Banco do Brasil, Brazil’s largest state-run bank, suffered a major denial of service attack last Wednesday. The group Anonymous Brasil claimed responsibility for the attack, which is the third attack against a major Brazilian financial institution in a week.
“Attention sailors: Target hit! ... Banco do Brasil is sinking. TANGO DOWN,” claimed the group in a Twitter post. The attacks are designed to call attention to the “corruption and inequality in Brazil,” according to a video posted on the UOL Internet news portal depicting a male in a mask similar to that used in the movie V for Vendetta.
Last Monday, Anonymous Brasil attacked the country’s largest private sector bank, the Itau Unibanco Banco Multiplo SA. The next day, it attacked Banco Bradesco SA, the country’s second largest private bank. The attack on Banco do Brasil occurred the following day. Distributed denial of service (DDoS) attacks flood websites with countless numbers of false users, slowing down and overloading the server.
Brazil is not the only country whose institutions have been target by Anonymous. In the United States, the group launched a massive attack against the CIA’s website on February 11. Anonymous has also crashed the websites of the Department of Homeland Security and the FBI. The group even hacked into a conference call between the FBI and Scotland Yard discussing the challenges of finding and stopping Anonymous, posting the audio from the call online.
In other attacks that occurred last Friday, Anonymous launched a DDoS attack against websites for both Mexico’s mining industry and the State of Alabama. The group had hit targets in Alabama before when it released the names, addresses and social security numbers of over 1,000 Birmingham police officers. A similar release of information occurred in Boston last October, when the group went after the Boston Police Patrolmen’s Association.

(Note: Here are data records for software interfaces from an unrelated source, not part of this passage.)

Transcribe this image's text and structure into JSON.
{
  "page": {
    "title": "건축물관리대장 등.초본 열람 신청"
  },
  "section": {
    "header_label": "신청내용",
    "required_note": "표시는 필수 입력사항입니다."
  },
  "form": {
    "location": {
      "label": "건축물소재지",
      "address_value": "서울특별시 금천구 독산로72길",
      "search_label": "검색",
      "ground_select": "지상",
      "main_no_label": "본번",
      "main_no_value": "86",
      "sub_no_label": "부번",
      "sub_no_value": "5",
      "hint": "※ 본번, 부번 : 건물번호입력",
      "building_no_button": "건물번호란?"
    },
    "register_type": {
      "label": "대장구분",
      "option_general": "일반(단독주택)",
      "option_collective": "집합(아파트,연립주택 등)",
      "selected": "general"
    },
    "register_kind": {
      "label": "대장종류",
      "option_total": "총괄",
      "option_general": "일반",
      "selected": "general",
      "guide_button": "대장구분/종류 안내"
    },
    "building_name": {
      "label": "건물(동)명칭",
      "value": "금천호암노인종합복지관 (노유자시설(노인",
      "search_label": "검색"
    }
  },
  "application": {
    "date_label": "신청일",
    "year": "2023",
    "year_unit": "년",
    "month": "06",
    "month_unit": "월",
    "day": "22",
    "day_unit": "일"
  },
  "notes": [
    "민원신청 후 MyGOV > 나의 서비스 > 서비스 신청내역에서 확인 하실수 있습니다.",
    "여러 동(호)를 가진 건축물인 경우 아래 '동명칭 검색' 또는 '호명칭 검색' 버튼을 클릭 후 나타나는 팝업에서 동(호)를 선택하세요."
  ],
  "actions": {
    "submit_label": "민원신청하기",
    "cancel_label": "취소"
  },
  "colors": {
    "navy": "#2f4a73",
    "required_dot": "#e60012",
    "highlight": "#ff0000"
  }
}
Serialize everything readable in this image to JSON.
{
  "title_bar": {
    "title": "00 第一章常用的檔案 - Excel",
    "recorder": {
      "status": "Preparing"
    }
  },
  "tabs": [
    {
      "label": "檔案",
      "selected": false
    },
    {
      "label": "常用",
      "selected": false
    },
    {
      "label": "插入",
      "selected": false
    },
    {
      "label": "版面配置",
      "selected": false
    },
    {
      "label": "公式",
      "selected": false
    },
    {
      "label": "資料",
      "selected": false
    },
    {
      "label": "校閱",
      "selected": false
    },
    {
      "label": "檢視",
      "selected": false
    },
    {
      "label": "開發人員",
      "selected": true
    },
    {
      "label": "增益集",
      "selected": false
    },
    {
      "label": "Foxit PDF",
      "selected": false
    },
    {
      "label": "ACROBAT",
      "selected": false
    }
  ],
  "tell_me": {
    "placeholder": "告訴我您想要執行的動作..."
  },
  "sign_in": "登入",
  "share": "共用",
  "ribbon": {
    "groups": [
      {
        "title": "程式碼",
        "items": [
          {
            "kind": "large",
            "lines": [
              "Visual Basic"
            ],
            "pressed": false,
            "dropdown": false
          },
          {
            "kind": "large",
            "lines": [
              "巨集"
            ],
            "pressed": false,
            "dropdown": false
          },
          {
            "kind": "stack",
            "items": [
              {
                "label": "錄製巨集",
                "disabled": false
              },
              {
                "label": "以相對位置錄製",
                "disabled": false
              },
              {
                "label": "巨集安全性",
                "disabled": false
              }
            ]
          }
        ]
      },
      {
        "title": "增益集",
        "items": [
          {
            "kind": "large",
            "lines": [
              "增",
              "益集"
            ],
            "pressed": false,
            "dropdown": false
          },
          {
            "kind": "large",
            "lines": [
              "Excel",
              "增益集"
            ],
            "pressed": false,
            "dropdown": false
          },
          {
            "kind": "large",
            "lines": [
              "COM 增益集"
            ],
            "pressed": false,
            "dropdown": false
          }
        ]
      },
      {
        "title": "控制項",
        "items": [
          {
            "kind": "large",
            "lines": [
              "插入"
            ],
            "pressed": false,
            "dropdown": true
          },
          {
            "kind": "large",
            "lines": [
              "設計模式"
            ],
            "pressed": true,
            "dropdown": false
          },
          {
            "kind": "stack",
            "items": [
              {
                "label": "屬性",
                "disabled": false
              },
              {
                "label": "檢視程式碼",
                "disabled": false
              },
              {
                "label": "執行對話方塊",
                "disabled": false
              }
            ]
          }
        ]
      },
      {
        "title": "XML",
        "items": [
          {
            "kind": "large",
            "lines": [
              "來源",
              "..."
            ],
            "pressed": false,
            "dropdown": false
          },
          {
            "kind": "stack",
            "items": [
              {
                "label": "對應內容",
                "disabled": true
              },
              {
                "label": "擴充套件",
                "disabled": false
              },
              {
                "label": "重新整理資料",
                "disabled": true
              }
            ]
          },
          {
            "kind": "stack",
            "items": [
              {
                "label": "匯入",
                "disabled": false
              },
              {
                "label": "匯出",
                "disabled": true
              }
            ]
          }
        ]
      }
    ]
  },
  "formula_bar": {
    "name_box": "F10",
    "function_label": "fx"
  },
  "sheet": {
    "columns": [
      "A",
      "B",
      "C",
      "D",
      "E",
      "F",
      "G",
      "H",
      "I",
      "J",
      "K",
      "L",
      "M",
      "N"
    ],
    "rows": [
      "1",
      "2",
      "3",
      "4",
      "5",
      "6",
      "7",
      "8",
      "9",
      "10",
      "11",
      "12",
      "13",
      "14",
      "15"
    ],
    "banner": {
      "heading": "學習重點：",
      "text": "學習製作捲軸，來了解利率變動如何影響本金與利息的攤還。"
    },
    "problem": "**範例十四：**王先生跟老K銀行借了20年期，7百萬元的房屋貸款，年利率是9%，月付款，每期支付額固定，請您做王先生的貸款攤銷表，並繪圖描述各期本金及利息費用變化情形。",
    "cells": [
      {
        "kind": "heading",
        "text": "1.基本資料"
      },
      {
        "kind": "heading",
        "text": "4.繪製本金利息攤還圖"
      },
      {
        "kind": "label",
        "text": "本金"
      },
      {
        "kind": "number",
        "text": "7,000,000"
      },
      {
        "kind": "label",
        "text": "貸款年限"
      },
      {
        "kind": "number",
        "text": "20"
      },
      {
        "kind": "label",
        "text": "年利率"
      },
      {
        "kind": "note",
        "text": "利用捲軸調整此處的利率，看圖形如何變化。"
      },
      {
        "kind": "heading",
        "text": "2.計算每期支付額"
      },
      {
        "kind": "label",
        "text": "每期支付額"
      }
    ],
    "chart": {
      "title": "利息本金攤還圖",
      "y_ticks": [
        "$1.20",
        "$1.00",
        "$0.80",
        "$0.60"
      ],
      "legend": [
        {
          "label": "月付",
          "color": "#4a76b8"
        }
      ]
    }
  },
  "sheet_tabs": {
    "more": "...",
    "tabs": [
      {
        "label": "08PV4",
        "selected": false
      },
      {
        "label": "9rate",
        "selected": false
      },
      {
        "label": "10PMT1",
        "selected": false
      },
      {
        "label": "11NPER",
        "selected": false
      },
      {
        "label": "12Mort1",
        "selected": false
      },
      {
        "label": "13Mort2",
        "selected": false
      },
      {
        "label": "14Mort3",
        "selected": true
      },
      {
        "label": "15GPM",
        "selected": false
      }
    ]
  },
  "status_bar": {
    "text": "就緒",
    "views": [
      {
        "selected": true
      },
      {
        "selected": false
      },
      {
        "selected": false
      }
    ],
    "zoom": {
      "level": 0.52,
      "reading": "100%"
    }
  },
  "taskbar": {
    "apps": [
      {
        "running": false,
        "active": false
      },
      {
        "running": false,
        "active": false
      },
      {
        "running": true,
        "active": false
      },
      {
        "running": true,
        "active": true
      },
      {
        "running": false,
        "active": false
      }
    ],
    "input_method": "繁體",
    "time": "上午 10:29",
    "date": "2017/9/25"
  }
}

“We are aware of the problems accessing our website, and we are working to resolve them,” CIA spokeswoman Jennifer Youngblood stated on CNN.
Anonymous was coy about the CIA attack. In their Twitter feed, they posted, “We'd remind media that if we report a hack or ddos attack, it doesn't necessarily mean we did it...FYI.”